One of the things we looked at initially was this idea of a ‘horizon line’, a sort of water line that cuts through the interior. What it does is separate the upper technology zone from the lower warm, inviting comfort zone. That is a base philosophy that you will see throughout all our vehicles. We paid attention to the upper zone as the area where you interact, where all the technology goes, where NOMI [NIOs in-car artificial intelligence system] sits and any other HMIs [human-machine interfaces]. Below that are all the comfort areas, the soft-touch areas, the areas where you want to feel comforted.
LB: Can you explain the degree of interaction between yourselves as designers and the engineers tasked with vehicle structure etc, given that the actions one party takes have a knock-on effect on the other? How early in the process are you working together?
KT: It is a give-and-take relationship. We start to collaborate [with engineering]very early on in the process. It is up to us as the design team to put forward ideas that we want in the car, and then the challenge for the engineering team is to help find solutions for structure and packaging.
A good example would be, on the ES8 and ES6, the IP has a distinctive cut-out on the passenger side to give the sense of space and of a business class environment. That involved significant collaboration with engineering, and, in the end, we had to eliminate a cross-car beam in that area to suit the design. Traditionally, that it is not something that is done. It was an element that we had to justify through the experience-driven design that we wanted to achieve. Once we were able to put some rationale behind it, the engineering team were on board, and they helped us fulfill that vision.
LB: Given the challenges associated with the range in EVs, light-weighting is a big part of the discussion in this arena. How does that affect the design approach and material selection for the interior, considering elements like mechanical properties, tactility, as well as weight?
KT: Light-weighting is always something we need to consider. In a previous role, I was director of design at Gulf Stream Aerospace where that was extremely prevalent when we designed the [aircraft]interior. Every gram was measured. I’ve taken some of that thinking into NIO, and we are smart about the amount and what materials we use.
However, we don’t want to reduce the weight so much that you lose perception of premium quality and luxury. If you think of a beautiful lounge chair in your home compared with a primary office chair, the one that feels more premium is the one that has more bulk. With this in mind, we tried to design the seats to be visually comfortable and have a visual mass to them but, under the covers, we have done our homework to reduce the weight of the frame, the structure and the foam.
Right now, we are looking at CMF [a design technique that focuses on Color, Materials, Finish to associate a product with brand identity], and different methods of welding materials together so we can reduce weight. A lot is happening in the industry in that regard and going away from traditional stitching. So light-weighting is something that we consider, but it is a balance to maintain the design and customer perception of quality.
LB: Looking a more general trends with material selection for vehicle interiors, there’s a drive towards sustainability, including vegan materials. Is that something you considered in the design process?
KT: That is something that we consciously think about from the get-go. We want to use sustainable materials and natural materials as much as possible. However, there is a balance to be found.
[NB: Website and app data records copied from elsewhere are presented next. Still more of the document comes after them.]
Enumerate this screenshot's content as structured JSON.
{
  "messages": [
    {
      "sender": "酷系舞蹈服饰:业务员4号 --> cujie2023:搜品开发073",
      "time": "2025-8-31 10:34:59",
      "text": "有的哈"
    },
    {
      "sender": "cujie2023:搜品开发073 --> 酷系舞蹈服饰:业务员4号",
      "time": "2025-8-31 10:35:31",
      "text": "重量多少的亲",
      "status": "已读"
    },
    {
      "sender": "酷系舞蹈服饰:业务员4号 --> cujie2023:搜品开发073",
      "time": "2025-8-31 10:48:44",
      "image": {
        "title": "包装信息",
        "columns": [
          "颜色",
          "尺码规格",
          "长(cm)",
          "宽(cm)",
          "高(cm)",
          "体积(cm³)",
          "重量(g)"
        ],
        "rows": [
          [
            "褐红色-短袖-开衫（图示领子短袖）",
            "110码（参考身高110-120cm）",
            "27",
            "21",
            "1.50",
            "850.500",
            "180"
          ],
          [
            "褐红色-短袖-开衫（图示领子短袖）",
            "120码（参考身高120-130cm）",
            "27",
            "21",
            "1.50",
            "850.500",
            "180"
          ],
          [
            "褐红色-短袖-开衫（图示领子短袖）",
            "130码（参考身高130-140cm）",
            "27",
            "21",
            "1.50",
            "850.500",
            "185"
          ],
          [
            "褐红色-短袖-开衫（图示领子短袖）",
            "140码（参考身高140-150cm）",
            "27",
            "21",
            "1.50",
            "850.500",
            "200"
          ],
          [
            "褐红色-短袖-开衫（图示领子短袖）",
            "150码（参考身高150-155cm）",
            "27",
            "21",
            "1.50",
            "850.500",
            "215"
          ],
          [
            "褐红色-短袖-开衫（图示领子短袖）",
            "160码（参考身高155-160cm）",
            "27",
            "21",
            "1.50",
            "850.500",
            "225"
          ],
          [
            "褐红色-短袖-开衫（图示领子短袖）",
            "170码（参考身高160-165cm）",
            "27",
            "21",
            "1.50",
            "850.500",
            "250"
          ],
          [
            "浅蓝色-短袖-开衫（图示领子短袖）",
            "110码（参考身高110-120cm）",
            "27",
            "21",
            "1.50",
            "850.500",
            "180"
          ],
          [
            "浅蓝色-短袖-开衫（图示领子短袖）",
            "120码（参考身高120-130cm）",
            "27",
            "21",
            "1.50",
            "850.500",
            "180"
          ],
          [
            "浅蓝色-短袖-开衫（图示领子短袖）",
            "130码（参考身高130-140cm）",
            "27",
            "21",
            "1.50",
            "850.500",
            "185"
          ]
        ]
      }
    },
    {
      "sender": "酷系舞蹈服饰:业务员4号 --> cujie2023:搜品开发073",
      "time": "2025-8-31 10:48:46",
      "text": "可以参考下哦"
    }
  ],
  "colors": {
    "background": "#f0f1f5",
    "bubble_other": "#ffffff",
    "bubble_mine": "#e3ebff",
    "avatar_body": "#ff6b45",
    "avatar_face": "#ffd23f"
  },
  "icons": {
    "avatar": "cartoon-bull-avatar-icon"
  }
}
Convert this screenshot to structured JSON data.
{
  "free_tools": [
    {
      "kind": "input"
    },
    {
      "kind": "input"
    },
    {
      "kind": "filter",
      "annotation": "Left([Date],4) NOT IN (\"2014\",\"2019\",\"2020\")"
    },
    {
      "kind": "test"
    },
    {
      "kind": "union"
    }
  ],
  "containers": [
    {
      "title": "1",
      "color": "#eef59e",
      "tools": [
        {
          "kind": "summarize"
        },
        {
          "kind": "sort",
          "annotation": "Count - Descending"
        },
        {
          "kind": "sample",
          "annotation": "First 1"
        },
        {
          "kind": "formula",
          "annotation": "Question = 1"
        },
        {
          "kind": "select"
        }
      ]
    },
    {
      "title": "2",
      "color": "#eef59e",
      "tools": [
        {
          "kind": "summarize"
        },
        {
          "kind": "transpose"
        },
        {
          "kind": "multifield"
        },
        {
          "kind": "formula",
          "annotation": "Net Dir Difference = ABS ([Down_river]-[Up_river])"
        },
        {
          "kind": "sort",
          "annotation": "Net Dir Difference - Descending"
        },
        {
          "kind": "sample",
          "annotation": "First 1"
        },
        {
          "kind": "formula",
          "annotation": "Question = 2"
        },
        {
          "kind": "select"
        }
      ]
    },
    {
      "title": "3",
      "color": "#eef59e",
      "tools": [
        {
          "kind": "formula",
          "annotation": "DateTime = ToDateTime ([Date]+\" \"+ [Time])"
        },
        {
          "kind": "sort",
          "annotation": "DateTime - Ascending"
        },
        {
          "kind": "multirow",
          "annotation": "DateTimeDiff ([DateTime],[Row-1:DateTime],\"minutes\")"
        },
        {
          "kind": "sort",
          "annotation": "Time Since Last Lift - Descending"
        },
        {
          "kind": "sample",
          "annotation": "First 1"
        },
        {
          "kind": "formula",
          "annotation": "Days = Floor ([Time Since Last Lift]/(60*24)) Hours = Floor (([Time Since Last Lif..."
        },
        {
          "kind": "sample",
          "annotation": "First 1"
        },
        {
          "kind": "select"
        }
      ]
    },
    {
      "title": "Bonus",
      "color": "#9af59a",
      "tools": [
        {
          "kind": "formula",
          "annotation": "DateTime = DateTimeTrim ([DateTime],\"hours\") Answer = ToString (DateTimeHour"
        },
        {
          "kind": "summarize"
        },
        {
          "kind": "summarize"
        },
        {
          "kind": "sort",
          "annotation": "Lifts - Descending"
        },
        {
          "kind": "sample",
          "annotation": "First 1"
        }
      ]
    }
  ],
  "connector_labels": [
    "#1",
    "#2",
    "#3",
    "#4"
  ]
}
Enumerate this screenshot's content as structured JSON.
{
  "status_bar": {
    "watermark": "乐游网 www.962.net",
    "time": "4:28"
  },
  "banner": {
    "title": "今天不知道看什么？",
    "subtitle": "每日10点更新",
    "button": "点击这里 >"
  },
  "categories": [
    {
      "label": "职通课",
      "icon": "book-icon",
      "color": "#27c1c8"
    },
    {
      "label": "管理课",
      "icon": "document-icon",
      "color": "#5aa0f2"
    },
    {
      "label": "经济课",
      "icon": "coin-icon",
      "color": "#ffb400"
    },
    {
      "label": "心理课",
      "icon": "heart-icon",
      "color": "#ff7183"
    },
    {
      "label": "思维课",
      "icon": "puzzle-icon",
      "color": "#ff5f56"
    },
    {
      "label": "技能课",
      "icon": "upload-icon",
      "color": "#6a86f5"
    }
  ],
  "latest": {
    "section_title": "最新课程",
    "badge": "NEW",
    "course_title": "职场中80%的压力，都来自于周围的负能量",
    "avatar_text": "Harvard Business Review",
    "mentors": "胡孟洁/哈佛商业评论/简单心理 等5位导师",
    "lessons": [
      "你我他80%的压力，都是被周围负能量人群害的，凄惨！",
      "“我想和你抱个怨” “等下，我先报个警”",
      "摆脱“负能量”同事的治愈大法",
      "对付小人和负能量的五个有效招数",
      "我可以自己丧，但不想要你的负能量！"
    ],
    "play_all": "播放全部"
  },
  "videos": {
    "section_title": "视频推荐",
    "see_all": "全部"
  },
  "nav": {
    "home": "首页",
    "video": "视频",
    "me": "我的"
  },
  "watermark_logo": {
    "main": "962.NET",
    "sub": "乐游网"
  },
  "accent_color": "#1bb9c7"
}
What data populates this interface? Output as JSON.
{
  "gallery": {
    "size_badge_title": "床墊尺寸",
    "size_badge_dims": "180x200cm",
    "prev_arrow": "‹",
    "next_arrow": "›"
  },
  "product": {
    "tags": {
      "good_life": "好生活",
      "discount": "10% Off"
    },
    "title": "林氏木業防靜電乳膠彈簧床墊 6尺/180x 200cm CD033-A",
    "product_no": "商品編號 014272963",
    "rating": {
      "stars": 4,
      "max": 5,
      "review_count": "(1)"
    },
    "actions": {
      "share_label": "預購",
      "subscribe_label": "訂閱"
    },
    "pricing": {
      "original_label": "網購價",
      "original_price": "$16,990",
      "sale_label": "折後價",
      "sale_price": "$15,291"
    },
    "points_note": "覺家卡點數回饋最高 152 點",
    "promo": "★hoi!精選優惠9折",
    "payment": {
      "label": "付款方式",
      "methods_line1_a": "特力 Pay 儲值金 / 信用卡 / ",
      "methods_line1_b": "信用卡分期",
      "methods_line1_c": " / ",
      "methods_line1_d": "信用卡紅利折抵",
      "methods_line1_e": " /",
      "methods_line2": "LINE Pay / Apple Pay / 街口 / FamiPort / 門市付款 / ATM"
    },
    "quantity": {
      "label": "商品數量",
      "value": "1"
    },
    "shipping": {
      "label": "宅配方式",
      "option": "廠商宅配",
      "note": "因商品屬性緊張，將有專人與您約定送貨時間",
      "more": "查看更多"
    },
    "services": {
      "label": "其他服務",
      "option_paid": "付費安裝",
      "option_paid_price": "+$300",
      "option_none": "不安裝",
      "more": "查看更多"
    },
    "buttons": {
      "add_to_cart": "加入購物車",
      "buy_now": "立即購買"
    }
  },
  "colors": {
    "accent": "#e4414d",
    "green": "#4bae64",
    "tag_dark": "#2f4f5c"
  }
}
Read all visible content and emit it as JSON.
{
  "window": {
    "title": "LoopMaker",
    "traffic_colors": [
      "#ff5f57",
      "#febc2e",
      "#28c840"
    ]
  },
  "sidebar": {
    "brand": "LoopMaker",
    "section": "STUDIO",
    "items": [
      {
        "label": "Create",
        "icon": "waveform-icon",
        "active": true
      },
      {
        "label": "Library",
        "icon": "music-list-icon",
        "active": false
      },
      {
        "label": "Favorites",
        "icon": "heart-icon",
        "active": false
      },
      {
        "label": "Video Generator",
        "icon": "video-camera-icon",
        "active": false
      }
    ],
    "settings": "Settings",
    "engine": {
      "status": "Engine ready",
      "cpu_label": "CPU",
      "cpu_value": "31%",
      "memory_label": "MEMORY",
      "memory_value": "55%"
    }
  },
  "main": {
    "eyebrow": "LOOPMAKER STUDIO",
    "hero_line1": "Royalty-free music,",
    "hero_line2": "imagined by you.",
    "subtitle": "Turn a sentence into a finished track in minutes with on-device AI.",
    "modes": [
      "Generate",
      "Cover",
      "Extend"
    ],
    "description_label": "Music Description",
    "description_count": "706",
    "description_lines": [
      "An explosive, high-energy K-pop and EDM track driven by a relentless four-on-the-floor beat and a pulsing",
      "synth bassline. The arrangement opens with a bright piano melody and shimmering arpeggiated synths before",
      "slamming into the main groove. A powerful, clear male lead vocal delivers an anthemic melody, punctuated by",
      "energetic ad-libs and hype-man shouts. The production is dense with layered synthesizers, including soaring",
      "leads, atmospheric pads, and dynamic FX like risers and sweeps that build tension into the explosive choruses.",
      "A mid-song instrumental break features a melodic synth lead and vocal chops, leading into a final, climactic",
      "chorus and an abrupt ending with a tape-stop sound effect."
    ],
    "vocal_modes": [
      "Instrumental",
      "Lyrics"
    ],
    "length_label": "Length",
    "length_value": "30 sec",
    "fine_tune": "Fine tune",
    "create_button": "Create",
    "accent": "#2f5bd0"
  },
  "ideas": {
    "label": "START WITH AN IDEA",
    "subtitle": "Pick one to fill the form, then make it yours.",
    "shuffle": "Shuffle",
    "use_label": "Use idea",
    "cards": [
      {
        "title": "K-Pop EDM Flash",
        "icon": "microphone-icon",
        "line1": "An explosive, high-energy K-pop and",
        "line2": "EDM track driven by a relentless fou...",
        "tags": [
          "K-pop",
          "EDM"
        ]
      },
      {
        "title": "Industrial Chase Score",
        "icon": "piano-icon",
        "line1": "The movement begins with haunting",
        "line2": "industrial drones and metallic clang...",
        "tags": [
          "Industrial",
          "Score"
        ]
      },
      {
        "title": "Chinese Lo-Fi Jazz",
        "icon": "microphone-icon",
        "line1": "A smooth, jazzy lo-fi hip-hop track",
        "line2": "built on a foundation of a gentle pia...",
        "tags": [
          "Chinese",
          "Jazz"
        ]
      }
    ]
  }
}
We must find materials that satisfy aesthetics, ergonomics and durability, as well as environmental and sustainable elements.
[As a company] we are a leader in sustainability, especially in China. We want to ensure that the material is befitting to the environment. We are trying to create this mobile living space. As such, we choose materials that would not feel unfamiliar in your home. Selecting a material that is the best from an eco-perspective might make the interior feel foreign from a quality standpoint, so we are working with our suppliers to achieve the right balance.